Chennai: A war of words has erupted in the state’s political scene even as the DMK geared up to hold a agitation in front of Raj Bhavan on Saturday, protesting against Governor Banwarilal Purohit for holding back the Bill providing for 7.5 per cent reservation to students from government schools in medical college admissions.
Accusing DMK President M K Stalin of indulging in ‘statement politics’, Chief Minister Edappadi K Palaniswami said the DMK had no right to blame the government of inaction in getting the Governor’s consent for the Bill as it was during the UPA regime, in which Congress and DMK were part of the government, that NEET was introduced in India.
Replying to Stalin’s charge that the State government had covered up the Governor’s contention that he required three to four weeks to look into the merits of the Bill before giving accent, Fisheries Minister D Jayakumar said that it was not appropriate for the Ministers to reveal what happened in a closed door meeting.
Speaking to the media at the Chennai Collector’s office after an event, Jayakumar said the government was confident of the Governor giving his nod for the Bill soon and that the DMK need not be organizing the protest in front of Raj Bhavan.
Palaniswami, in a statement, accused the DMK of trying to seek political gain through the issue and explained that the 7.5 per cent reservation for government school students was brought about because the socio-economic background of students in government and private schools were vastly different.
Be it the schools or the home environment or income of parents, private school students were at an advantage and judging all students on the same scale was against equality. It was in view of this fact that he announced the 7.5 per cent reservation in the Assembly under Rule 110 and subsequently passed the Bill in the Assembly to send it to the Governor for approval on September 18.
Before moving the Bill in the Assembly, the government had sought a report from a committee headed by former High Court judge P Kalaiarasan to study the prospects of government school students getting admission in medical courses.
After sending the Bill to the Governor, the government had been following it up periodically, the Chief Minister said. When he went to Raj Bhavan to brief the Governor about the work done on controlling Covid-19 spread along with Ministers, he had taken up the issue and hoped the consent would come soon.
Even on October 20, he personally met the Governor and put pressure on him to give his nod for the Bill when he promised to look into it. He said that DMK had no right to blame the government for not pressurizing the Governor at this moment when the whole exercise was about to yield results.
He said that it was the AIADMK government that increased the total number of medical seats in the State to 1,400 and made efforts to set up new medical colleges with a view to raising the number of seats to 1650.
Referring to the Governor’s reply to Stalin’s letter demanding speedy approval for the Bill, stating that he would require three to four weeks, TNCC president K S Alagiri said that delay in giving assent would have serious repercussions.
Going by the medical college admission pattern based on NEET scores, there was a scope for only eight students from government schools to get admission this year, too, Alagiri said that if the 7.5 per cent reservation came into force over 300 government school students would join medical courses.
It was a tragedy that the Governor would not budge even after the DMK had called for the protest in front of Raj Bhavan, he said that the Governor cannot go against the decision of the Ministers.
Alagiri regretted that he was given to understand that the Governor wanted the government to implement the Central government’s 10 per cent reservation for ‘Economically Weaker Sections’ among the upper castes if they wanted him to approve the 7.5 per cent reservation for government school students.
CPM Politburo member G Ramakrishnan said the Governor should leave the State if he could not follow the Constitution and give his nod for the Bill passed in the State Assembly.

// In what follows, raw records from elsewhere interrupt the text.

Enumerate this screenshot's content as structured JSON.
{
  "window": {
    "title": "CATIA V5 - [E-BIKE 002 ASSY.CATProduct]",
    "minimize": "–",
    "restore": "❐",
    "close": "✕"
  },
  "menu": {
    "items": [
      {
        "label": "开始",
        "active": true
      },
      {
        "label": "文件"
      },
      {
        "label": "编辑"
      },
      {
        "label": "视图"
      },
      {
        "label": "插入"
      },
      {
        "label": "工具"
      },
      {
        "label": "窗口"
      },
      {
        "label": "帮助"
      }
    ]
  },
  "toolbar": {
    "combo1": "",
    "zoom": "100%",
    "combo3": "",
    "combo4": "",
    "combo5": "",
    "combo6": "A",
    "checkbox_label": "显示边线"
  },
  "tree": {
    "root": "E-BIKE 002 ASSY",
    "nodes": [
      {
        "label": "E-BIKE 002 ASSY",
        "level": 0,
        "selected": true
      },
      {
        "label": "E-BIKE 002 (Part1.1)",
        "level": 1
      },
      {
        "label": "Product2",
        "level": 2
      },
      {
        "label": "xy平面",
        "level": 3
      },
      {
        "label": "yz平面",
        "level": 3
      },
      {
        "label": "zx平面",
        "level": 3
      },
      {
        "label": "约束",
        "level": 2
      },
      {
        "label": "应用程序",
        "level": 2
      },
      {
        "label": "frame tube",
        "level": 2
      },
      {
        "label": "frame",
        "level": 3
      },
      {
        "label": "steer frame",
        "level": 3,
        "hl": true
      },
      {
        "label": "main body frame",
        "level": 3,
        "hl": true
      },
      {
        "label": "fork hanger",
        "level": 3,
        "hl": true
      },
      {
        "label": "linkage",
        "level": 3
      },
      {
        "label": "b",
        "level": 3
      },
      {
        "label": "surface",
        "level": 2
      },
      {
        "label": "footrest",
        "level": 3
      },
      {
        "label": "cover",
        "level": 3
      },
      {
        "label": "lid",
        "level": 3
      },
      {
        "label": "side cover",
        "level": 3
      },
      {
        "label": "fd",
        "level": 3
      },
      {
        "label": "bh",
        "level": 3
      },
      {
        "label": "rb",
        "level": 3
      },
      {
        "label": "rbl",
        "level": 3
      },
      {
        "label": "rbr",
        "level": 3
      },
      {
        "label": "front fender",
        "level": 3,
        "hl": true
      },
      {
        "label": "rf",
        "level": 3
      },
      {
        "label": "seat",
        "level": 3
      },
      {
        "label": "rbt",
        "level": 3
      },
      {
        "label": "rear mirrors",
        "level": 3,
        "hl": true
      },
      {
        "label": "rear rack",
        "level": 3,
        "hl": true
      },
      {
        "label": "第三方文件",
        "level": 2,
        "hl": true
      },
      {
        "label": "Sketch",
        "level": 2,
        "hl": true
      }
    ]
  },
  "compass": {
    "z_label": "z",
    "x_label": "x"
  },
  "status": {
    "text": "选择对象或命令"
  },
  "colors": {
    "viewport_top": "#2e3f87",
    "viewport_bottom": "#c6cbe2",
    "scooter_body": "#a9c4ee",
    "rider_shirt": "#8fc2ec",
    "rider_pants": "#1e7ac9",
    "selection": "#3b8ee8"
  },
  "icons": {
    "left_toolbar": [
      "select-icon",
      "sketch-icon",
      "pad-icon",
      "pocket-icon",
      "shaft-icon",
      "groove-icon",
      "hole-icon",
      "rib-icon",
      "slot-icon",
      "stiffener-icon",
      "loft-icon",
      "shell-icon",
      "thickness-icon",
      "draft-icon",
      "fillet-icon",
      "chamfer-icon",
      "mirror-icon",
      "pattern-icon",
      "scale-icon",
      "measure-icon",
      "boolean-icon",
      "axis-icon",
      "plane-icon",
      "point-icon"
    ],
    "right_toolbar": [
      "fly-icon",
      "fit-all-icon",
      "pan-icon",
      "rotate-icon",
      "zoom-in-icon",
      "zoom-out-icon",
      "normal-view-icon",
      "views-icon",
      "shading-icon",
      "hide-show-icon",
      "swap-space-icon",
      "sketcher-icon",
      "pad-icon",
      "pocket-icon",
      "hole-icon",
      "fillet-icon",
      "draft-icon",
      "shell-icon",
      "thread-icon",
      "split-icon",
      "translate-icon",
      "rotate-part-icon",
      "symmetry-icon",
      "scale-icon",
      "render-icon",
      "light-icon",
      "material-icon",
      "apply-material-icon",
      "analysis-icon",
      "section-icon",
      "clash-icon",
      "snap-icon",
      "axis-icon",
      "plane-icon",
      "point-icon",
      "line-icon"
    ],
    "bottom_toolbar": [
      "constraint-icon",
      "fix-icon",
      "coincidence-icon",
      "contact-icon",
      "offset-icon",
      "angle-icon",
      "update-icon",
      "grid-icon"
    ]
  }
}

He also wondered why the State Minister did not reveal to the people that the Governor had sought three to four weeks’ time to clear the Bill.